Updated master plan builds in grad housing
Carla Companion and Rob Lawrence, Staff Writer and TNH Reporter
Issue date: 4/6/04 Section: News
The demand for graduate family housing has been increasing over the years as UNH gains prestige as a research university, says David Howland, a former graduate representative for the UNH Master Plan Committee.
The increase in demand has created a waiting list for the Forest Park Apartments.
There are approximately 2,000 graduate students enrolled at UNH, and many of them are from foreign countries. International graduate students often have a difficult time finding affordable housing, Howland said.
The graduate housing crunch is primarily due to the lack of space for families on campus. Last semester, it was announced that three of the current Forest Park Apartments, a total of 12 units, would be demolished to make way for the new road that will pass under the railroad tracks and complete the campus loop. This demolition may put an even greater strain on the graduate student community on campus.
Babcock Hall, the only other graduate housing on campus, was designed for single graduate students. Kevin Carroll, the Babcock Hall director, says that many students would prefer suite-style rooms or on-campus apartments.
"Quite a few graduate students look for less expensive housing with their own kitchen and bathrooms," Carroll said.
Carroll also said that Babcock Hall is not currently filled to capacity with graduate students.
In the future, UNH is planning to gradually create more housing for graduate students as part of a four-phase Master Plan.
One hundred Woodside Apartment units are slated for renovation within the next five years to be converted into family housing for graduate students in the first phase of the project. At the same time, 56 units will eventually be demolished at Forest Park.
Phase two of the project calls for the construction of 120 new apartment units to be constructed at a location that has not yet been chosen. The remaining 98 units of Forest Park will be removed at this time. Later phases call for the construction of a new 170-unit graduate housing facility at a location to be determined.
The fate of some Forest Park apartment residents remains unclear as the University continues dialogue with graduate students over the Campus Master Plan. The demolition of three Forest Park apartment buildings has been postponed from the original schedule that would have had the demolition take place this summer. Concerned students and administrators recommended the delay in an attempt to find accommodations for the families displaced by the construction.
Representatives from the Graduate Student Organization (GSO) have made an effort to make graduate student housing a priority.
"The GSO is working to try and make sure the long-term plans include advocating for graduate students with children," Howland said.
The Campus Master Plan calls for sequential demolitions, renovations and construction to ultimately provide more than 200 new units for graduate housing over the entire course of the plan, which could be over the next 15 years or more.
Some, however, are concerned about the order in which the construction will occur.

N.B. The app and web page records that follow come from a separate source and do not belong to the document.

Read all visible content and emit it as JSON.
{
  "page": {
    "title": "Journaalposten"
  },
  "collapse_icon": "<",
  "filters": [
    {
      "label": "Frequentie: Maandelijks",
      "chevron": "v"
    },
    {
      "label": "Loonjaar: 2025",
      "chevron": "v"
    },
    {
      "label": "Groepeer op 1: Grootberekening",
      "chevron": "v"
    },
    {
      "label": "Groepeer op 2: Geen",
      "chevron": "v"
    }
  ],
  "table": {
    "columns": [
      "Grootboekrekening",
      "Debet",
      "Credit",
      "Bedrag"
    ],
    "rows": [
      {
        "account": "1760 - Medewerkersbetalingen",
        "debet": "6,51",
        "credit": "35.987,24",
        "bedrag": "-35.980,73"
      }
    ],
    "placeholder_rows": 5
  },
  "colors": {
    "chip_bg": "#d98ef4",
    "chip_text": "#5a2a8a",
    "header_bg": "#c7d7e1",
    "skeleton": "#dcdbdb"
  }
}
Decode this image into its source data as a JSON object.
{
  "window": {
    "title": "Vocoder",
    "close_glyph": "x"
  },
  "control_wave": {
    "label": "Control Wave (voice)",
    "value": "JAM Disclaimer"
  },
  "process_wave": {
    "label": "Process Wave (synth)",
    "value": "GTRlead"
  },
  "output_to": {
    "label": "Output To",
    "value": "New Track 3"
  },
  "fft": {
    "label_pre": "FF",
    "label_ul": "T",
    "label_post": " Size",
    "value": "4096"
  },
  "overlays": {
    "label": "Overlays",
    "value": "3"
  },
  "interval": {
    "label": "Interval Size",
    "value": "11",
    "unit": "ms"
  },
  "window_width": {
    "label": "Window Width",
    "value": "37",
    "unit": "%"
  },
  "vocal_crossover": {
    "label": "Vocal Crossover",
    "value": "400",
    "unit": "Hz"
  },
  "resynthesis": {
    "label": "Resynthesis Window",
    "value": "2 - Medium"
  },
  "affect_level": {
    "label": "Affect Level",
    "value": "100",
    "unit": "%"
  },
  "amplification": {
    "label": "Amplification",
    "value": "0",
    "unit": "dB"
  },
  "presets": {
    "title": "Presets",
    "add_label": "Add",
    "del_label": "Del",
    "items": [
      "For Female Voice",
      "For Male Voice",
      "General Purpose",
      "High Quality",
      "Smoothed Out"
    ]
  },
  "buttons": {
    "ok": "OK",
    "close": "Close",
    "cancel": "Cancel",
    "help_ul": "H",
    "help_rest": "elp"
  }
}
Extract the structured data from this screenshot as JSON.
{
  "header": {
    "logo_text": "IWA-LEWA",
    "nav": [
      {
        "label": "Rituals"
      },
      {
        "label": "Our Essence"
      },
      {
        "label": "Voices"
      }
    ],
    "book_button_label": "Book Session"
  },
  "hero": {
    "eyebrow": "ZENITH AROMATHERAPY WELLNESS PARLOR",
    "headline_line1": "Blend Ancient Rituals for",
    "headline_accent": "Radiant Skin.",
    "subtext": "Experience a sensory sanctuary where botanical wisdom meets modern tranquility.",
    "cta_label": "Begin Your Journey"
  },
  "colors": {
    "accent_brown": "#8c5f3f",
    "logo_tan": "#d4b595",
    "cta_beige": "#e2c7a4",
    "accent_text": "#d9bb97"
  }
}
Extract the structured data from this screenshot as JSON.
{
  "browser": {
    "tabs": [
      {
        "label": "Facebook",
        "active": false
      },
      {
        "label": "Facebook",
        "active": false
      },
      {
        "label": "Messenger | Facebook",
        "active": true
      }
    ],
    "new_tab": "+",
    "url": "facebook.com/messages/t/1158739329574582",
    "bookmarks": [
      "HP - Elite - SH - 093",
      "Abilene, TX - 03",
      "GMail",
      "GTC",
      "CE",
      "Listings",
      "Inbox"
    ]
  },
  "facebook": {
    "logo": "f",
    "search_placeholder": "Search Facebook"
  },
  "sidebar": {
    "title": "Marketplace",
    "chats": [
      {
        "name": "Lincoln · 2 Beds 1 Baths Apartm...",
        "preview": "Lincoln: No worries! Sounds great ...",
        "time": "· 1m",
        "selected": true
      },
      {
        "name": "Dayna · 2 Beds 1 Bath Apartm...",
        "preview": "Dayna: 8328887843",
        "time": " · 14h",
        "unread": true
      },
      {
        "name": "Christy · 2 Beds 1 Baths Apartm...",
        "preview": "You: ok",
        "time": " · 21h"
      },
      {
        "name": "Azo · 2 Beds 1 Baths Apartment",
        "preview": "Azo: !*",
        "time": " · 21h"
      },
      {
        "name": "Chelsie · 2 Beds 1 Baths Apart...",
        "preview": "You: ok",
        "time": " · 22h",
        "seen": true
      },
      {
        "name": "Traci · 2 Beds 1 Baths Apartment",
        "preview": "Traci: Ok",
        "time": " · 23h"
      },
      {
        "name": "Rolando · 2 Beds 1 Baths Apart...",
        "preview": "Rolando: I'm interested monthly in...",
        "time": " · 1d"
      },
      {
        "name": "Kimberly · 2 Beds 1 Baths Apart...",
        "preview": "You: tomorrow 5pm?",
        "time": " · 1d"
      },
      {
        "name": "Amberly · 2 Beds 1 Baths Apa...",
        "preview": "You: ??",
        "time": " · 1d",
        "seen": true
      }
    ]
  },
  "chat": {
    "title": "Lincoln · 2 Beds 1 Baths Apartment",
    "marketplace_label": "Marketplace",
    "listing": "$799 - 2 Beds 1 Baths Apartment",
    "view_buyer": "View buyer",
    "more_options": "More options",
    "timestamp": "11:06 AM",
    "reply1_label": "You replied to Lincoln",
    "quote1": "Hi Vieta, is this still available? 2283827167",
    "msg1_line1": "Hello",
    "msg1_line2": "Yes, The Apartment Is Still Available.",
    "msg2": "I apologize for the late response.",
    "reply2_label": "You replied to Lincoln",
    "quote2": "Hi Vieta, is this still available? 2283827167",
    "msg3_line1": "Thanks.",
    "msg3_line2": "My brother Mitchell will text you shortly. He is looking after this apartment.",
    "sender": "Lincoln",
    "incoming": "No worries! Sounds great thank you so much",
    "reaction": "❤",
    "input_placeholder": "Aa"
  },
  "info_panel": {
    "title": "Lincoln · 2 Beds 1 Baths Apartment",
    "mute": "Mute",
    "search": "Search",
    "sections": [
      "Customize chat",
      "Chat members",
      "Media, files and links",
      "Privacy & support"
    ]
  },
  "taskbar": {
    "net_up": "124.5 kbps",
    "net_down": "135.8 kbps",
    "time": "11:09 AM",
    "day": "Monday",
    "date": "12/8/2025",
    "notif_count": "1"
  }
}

"Our concern is that new housing should be built before existing housing is destroyed," said Sarah Kenik, co-president of the GSO.
Kenik says that the University has been listening to their concerns.
"Initially there was a concern that we weren't being heard," she said. "But when we took a more active involvement, the University responded well."
Graduate student housing will continue to be a priority as graduate enrollment increases. Kenik stressed the importance of housing availability.
"Graduate students who need housing should be able to get it," she said.